■ **Task details**
How many lines in the listing below include the word "time"? Reply with the count alone.
***
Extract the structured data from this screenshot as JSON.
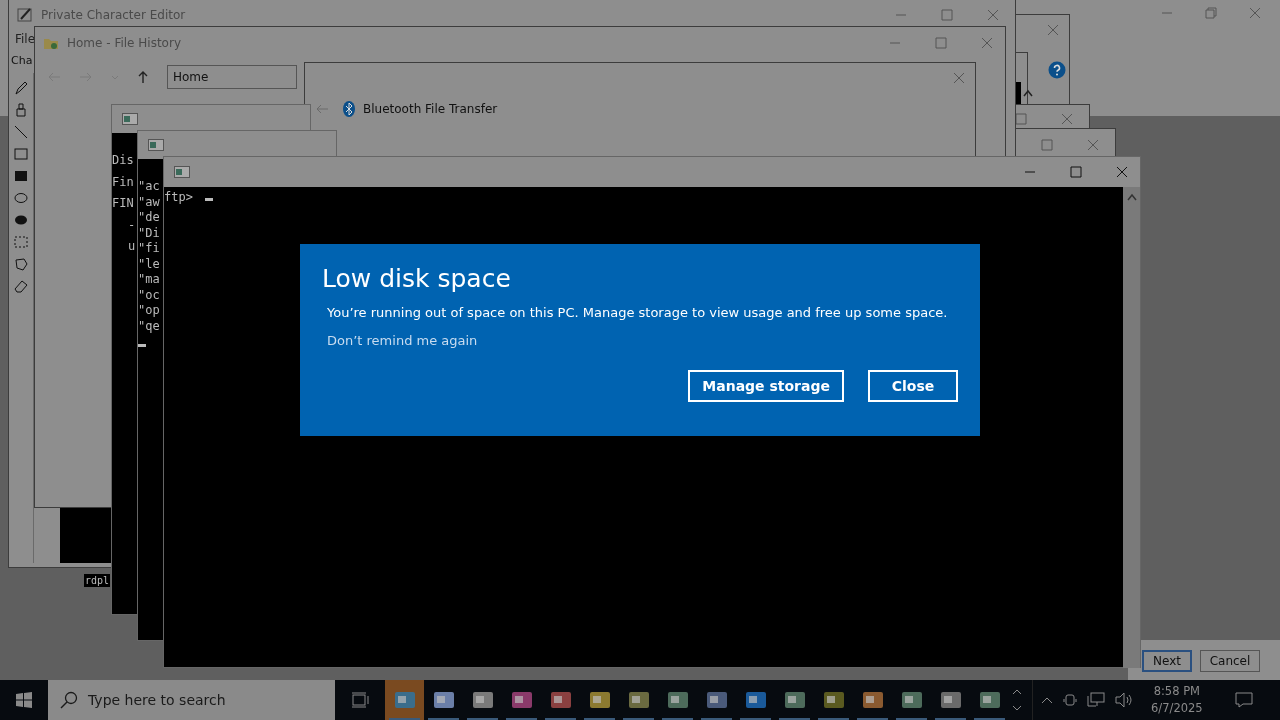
{
  "char_editor": {
    "title": "Private Character Editor",
    "menu_item": "File",
    "label": "Cha"
  },
  "file_history": {
    "title": "Home - File History",
    "address": "Home"
  },
  "bluetooth": {
    "title": "Bluetooth File Transfer"
  },
  "console_1": {
    "lines": [
      {
        "text": "Dis",
        "indent": false
      },
      {
        "text": "Fin",
        "indent": false
      },
      {
        "text": "FIN",
        "indent": false
      },
      {
        "text": "-",
        "indent": true
      },
      {
        "text": "u",
        "indent": true
      }
    ]
  },
  "console_2": {
    "lines": [
      "\"ac",
      "\"aw",
      "\"de",
      "\"Di",
      "\"fi",
      "\"le",
      "\"ma",
      "\"oc",
      "\"op",
      "\"qe"
    ]
  },
  "console_3": {
    "prompt": "ftp>"
  },
  "background_console": {
    "text": "rdpl"
  },
  "wizard": {
    "buttons": [
      {
        "label": "Next",
        "default": true
      },
      {
        "label": "Cancel",
        "default": false
      }
    ]
  },
  "dialog": {
    "title": "Low disk space",
    "message": "You’re running out of space on this PC. Manage storage to view usage and free up some space.",
    "link": "Don’t remind me again",
    "buttons": [
      "Manage storage",
      "Close"
    ]
  },
  "taskbar": {
    "search_placeholder": "Type here to search",
    "time": "8:58 PM",
    "date": "6/7/2025",
    "apps": [
      {
        "active": true
      },
      {
        "active": false
      },
      {
        "active": false
      },
      {
        "active": false
      },
      {
        "active": false
      },
      {
        "active": false
      },
      {
        "active": false
      },
      {
        "active": false
      },
      {
        "active": false
      },
      {
        "active": false
      },
      {
        "active": false
      },
      {
        "active": false
      },
      {
        "active": false
      },
      {
        "active": false
      },
      {
        "active": false
      },
      {
        "active": false
      }
    ]
  }
}
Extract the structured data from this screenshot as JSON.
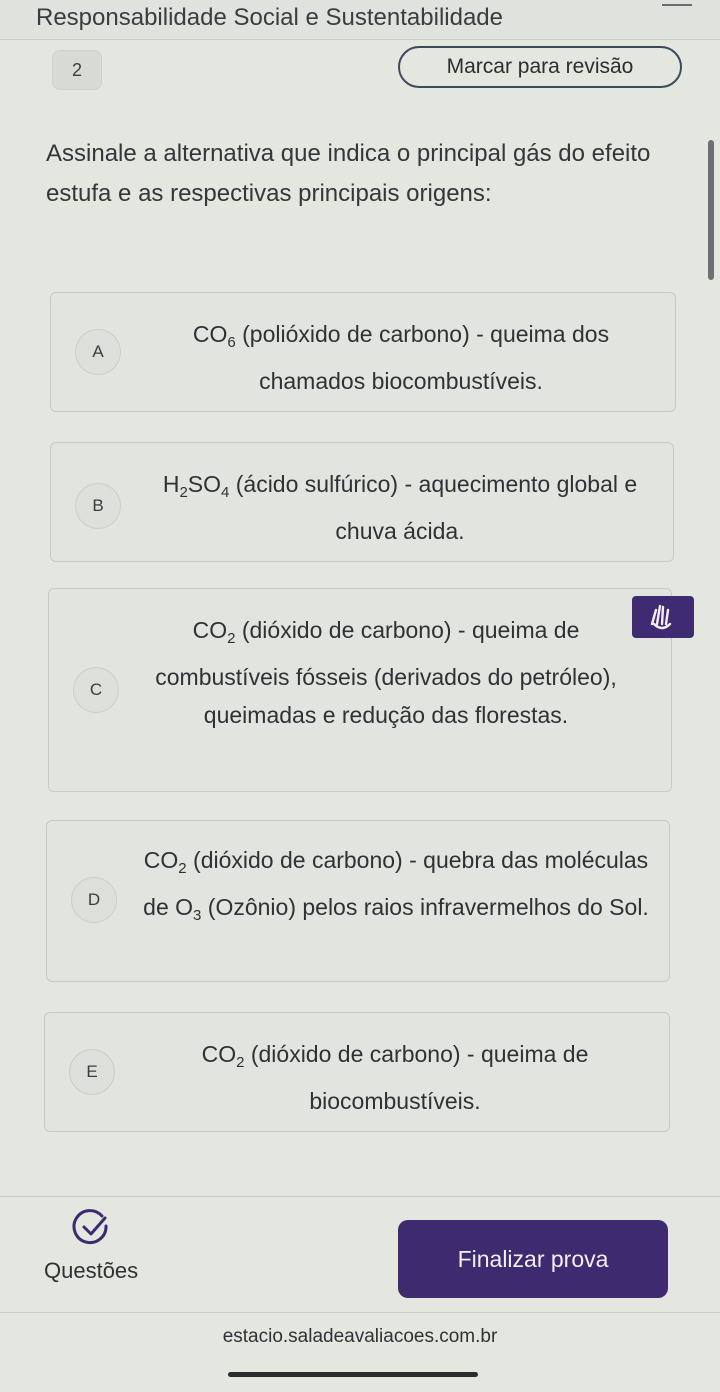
{
  "header": {
    "title": "Responsabilidade Social e Sustentabilidade"
  },
  "question": {
    "number": "2",
    "mark_review_label": "Marcar para revisão",
    "text": "Assinale a alternativa que indica o principal gás do efeito estufa e as respectivas principais origens:"
  },
  "options": [
    {
      "letter": "A",
      "formula": "CO",
      "formula_sub": "6",
      "text": " (polióxido de carbono) - queima dos chamados biocombustíveis."
    },
    {
      "letter": "B",
      "formula": "H",
      "formula_sub": "2",
      "formula2": "SO",
      "formula2_sub": "4",
      "text": " (ácido sulfúrico) - aquecimento global e chuva ácida."
    },
    {
      "letter": "C",
      "formula": "CO",
      "formula_sub": "2",
      "text": " (dióxido de carbono) - queima de combustíveis fósseis (derivados do petróleo), queimadas e redução das florestas."
    },
    {
      "letter": "D",
      "formula": "CO",
      "formula_sub": "2",
      "text": " (dióxido de carbono) - quebra das moléculas de ",
      "formula2": "O",
      "formula2_sub": "3",
      "text2": " (Ozônio) pelos raios infravermelhos do Sol."
    },
    {
      "letter": "E",
      "formula": "CO",
      "formula_sub": "2",
      "text": " (dióxido de carbono) - queima de biocombustíveis."
    }
  ],
  "footer": {
    "questions_label": "Questões",
    "finish_label": "Finalizar prova",
    "domain": "estacio.saladeavaliacoes.com.br"
  },
  "icons": {
    "check": "check-circle-icon",
    "accessibility": "sign-language-icon"
  },
  "colors": {
    "primary": "#3e2a6e",
    "background": "#e4e6e0"
  }
}
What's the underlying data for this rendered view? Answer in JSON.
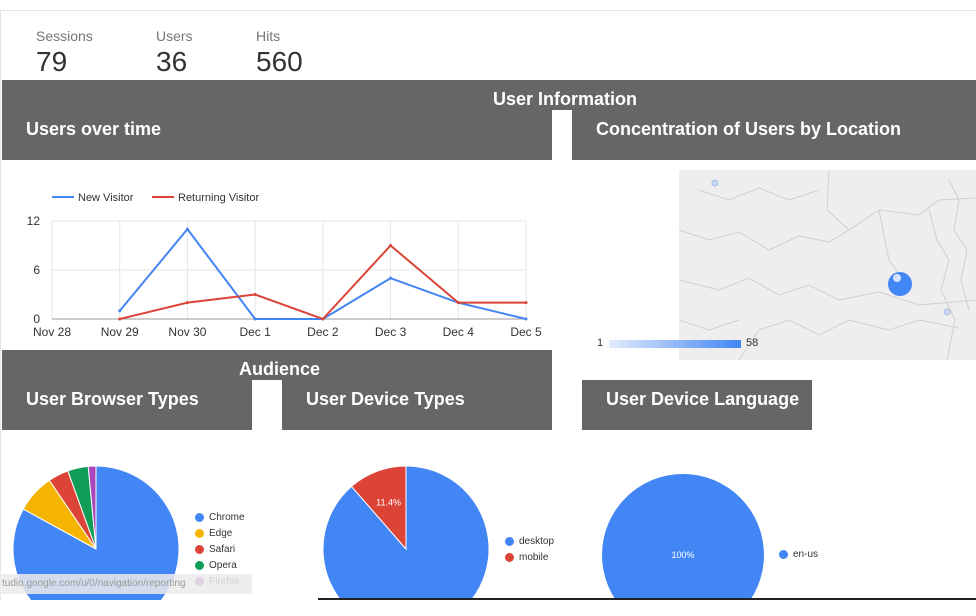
{
  "kpis": [
    {
      "label": "Sessions",
      "value": "79"
    },
    {
      "label": "Users",
      "value": "36"
    },
    {
      "label": "Hits",
      "value": "560"
    }
  ],
  "sections": {
    "user_information": "User Information",
    "users_over_time": "Users over time",
    "concentration": "Concentration of Users by Location",
    "audience": "Audience",
    "browser_types": "User Browser Types",
    "device_types": "User Device Types",
    "device_language": "User Device Language"
  },
  "map_legend": {
    "min": "1",
    "max": "58"
  },
  "status_url": "tudio.google.com/u/0/navigation/reporting",
  "colors": {
    "blue": "#4285f4",
    "red": "#db4437",
    "yellow": "#f4b400",
    "green": "#0f9d58",
    "purple": "#ab47bc",
    "band": "#666666"
  },
  "chart_data": [
    {
      "type": "line",
      "title": "Users over time",
      "x": [
        "Nov 28",
        "Nov 29",
        "Nov 30",
        "Dec 1",
        "Dec 2",
        "Dec 3",
        "Dec 4",
        "Dec 5"
      ],
      "ylim": [
        0,
        12
      ],
      "yticks": [
        "0",
        "6",
        "12"
      ],
      "series": [
        {
          "name": "New Visitor",
          "color": "#4285f4",
          "values": [
            null,
            1,
            11,
            0,
            0,
            5,
            2,
            0
          ]
        },
        {
          "name": "Returning Visitor",
          "color": "#db4437",
          "values": [
            null,
            0,
            2,
            3,
            0,
            9,
            2,
            2
          ]
        }
      ],
      "grid": true,
      "legend": "top-left"
    },
    {
      "type": "pie",
      "title": "User Browser Types",
      "labels": [
        "Chrome",
        "Edge",
        "Safari",
        "Opera",
        "Firefox"
      ],
      "values": [
        83,
        7.5,
        4,
        4,
        1.5
      ],
      "colors": [
        "#4285f4",
        "#f4b400",
        "#db4437",
        "#0f9d58",
        "#ab47bc"
      ]
    },
    {
      "type": "pie",
      "title": "User Device Types",
      "labels": [
        "desktop",
        "mobile"
      ],
      "values": [
        88.6,
        11.4
      ],
      "data_labels": [
        "",
        "11.4%"
      ],
      "colors": [
        "#4285f4",
        "#db4437"
      ]
    },
    {
      "type": "pie",
      "title": "User Device Language",
      "labels": [
        "en-us"
      ],
      "values": [
        100
      ],
      "data_labels": [
        "100%"
      ],
      "colors": [
        "#4285f4"
      ]
    }
  ]
}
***
■ **Response to the task**
3